Assigned task: Word for word, reproduce all of the entries shown below.

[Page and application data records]
++++++

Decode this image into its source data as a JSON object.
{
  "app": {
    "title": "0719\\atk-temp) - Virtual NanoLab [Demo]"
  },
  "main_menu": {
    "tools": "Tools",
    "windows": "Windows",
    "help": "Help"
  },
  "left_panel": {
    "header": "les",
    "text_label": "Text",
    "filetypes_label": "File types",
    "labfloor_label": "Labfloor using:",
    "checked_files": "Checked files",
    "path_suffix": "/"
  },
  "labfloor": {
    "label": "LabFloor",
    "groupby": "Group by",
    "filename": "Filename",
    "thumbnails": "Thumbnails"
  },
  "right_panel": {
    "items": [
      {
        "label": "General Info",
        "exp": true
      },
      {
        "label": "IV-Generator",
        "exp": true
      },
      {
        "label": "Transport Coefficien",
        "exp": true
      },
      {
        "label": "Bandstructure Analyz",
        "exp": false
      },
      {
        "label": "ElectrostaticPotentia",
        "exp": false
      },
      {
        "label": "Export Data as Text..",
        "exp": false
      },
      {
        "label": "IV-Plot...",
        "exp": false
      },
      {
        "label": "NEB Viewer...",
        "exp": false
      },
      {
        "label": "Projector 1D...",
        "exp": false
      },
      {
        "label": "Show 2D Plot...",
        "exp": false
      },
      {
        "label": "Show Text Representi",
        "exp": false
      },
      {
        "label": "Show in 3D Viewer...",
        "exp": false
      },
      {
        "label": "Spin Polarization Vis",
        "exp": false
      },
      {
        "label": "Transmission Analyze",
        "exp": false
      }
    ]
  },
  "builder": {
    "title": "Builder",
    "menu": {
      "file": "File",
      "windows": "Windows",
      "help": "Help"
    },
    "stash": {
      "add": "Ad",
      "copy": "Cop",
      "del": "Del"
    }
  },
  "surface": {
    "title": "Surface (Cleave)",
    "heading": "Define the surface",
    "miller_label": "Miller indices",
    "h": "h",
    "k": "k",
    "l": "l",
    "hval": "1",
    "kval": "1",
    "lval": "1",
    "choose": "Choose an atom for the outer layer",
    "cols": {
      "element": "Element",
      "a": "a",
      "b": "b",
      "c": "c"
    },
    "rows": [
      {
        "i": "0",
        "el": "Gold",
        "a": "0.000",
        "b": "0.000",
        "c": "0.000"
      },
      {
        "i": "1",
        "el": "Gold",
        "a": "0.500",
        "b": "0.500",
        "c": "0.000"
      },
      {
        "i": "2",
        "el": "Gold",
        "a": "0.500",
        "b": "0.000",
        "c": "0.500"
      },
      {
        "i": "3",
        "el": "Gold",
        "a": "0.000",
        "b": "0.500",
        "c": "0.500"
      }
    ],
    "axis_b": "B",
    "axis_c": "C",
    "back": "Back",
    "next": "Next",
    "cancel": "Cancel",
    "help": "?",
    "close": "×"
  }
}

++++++

Solution for this task:
Decode this image into its source data as a JSON object.
{
  "app": {
    "title": "0719\\atk-temp) - Virtual NanoLab [Demo]"
  },
  "main_menu": {
    "tools": "Tools",
    "windows": "Windows",
    "help": "Help"
  },
  "left_panel": {
    "header": "les",
    "text_label": "Text",
    "filetypes_label": "File types",
    "labfloor_label": "Labfloor using:",
    "checked_files": "Checked files",
    "path_suffix": "/"
  },
  "labfloor": {
    "label": "LabFloor",
    "groupby": "Group by",
    "filename": "Filename",
    "thumbnails": "Thumbnails"
  },
  "right_panel": {
    "items": [
      {
        "label": "General Info",
        "exp": true
      },
      {
        "label": "IV-Generator",
        "exp": true
      },
      {
        "label": "Transport Coefficien",
        "exp": true
      },
      {
        "label": "Bandstructure Analyz",
        "exp": false
      },
      {
        "label": "ElectrostaticPotentia",
        "exp": false
      },
      {
        "label": "Export Data as Text..",
        "exp": false
      },
      {
        "label": "IV-Plot...",
        "exp": false
      },
      {
        "label": "NEB Viewer...",
        "exp": false
      },
      {
        "label": "Projector 1D...",
        "exp": false
      },
      {
        "label": "Show 2D Plot...",
        "exp": false
      },
      {
        "label": "Show Text Representi",
        "exp": false
      },
      {
        "label": "Show in 3D Viewer...",
        "exp": false
      },
      {
        "label": "Spin Polarization Vis",
        "exp": false
      },
      {
        "label": "Transmission Analyze",
        "exp": false
      }
    ]
  },
  "builder": {
    "title": "Builder",
    "menu": {
      "file": "File",
      "windows": "Windows",
      "help": "Help"
    },
    "stash": {
      "add": "Ad",
      "copy": "Cop",
      "del": "Del"
    }
  },
  "surface": {
    "title": "Surface (Cleave)",
    "heading": "Define the surface",
    "miller_label": "Miller indices",
    "h": "h",
    "k": "k",
    "l": "l",
    "hval": "1",
    "kval": "1",
    "lval": "1",
    "choose": "Choose an atom for the outer layer",
    "cols": {
      "element": "Element",
      "a": "a",
      "b": "b",
      "c": "c"
    },
    "rows": [
      {
        "i": "0",
        "el": "Gold",
        "a": "0.000",
        "b": "0.000",
        "c": "0.000"
      },
      {
        "i": "1",
        "el": "Gold",
        "a": "0.500",
        "b": "0.500",
        "c": "0.000"
      },
      {
        "i": "2",
        "el": "Gold",
        "a": "0.500",
        "b": "0.000",
        "c": "0.500"
      },
      {
        "i": "3",
        "el": "Gold",
        "a": "0.000",
        "b": "0.500",
        "c": "0.500"
      }
    ],
    "axis_b": "B",
    "axis_c": "C",
    "back": "Back",
    "next": "Next",
    "cancel": "Cancel",
    "help": "?",
    "close": "×"
  }
}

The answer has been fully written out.